**INPUT MATERIAL**
______

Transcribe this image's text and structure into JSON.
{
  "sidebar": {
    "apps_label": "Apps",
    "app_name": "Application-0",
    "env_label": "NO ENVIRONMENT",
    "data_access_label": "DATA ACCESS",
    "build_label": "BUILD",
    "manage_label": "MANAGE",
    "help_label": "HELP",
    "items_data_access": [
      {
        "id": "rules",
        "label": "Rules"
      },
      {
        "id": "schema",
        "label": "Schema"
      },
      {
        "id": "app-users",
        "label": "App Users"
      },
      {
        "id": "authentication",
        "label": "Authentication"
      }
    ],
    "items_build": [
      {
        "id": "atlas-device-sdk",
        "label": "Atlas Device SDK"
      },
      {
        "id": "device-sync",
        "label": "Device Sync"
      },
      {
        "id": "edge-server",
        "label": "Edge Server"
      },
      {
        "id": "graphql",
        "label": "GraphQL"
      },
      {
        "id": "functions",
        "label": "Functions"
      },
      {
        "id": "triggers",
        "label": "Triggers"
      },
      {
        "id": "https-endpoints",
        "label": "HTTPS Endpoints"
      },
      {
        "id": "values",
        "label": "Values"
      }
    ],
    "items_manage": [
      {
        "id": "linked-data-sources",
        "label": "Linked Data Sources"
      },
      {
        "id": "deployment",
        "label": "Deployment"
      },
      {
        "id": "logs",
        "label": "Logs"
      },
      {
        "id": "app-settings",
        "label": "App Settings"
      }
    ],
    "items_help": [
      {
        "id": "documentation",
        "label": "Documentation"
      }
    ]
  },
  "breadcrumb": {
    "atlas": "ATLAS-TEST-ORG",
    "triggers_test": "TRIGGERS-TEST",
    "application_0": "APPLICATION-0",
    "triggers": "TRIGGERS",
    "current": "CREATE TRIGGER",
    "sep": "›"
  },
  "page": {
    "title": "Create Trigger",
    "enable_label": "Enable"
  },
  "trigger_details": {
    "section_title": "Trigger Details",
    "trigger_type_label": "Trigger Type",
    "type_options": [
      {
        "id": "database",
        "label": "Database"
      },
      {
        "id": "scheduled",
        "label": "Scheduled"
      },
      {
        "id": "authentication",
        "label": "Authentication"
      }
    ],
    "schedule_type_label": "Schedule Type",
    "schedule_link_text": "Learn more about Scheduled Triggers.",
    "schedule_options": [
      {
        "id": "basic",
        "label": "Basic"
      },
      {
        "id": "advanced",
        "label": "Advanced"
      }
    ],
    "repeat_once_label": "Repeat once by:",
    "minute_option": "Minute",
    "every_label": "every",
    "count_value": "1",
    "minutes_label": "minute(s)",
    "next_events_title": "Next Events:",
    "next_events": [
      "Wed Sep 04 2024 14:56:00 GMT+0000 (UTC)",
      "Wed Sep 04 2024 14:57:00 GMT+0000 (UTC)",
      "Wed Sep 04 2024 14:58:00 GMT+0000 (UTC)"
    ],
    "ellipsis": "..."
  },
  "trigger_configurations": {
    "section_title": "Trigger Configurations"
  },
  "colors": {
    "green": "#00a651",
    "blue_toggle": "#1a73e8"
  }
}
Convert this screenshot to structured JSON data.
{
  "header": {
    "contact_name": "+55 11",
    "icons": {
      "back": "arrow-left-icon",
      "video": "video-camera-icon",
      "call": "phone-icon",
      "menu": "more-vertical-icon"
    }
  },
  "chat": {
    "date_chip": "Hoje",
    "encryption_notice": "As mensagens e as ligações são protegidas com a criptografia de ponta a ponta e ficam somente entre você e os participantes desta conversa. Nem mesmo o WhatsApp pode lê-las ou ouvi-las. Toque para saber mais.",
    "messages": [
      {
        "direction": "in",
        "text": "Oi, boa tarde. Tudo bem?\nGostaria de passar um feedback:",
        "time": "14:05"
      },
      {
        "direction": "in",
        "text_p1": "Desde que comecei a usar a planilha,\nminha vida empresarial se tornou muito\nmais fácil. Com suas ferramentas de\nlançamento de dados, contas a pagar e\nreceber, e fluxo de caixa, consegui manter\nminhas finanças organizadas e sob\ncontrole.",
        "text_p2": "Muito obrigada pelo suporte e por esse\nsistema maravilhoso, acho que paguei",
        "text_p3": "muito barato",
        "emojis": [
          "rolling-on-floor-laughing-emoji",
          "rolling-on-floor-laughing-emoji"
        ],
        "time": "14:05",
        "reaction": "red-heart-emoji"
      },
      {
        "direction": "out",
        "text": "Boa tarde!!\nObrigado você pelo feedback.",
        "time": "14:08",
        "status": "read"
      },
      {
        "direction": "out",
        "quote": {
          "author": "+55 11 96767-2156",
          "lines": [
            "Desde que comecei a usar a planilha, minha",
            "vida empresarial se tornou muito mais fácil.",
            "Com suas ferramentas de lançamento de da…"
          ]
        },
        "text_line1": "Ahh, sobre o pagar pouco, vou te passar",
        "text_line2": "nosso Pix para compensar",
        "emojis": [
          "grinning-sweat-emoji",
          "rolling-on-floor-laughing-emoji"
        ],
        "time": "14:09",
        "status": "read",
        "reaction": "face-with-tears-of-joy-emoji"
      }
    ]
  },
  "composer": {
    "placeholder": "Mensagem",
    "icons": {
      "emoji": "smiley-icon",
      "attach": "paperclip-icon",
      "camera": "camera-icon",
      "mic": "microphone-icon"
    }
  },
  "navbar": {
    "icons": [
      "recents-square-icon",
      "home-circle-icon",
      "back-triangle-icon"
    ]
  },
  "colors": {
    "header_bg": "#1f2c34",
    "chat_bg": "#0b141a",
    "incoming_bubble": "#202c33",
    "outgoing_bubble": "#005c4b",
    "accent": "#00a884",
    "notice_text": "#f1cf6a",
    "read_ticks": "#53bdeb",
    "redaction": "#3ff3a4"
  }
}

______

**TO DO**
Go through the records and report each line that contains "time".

**RESULT FOR THIS EXERCISE**
        "time": "14:05"
        "time": "14:05",
        "time": "14:08",
        "time": "14:09",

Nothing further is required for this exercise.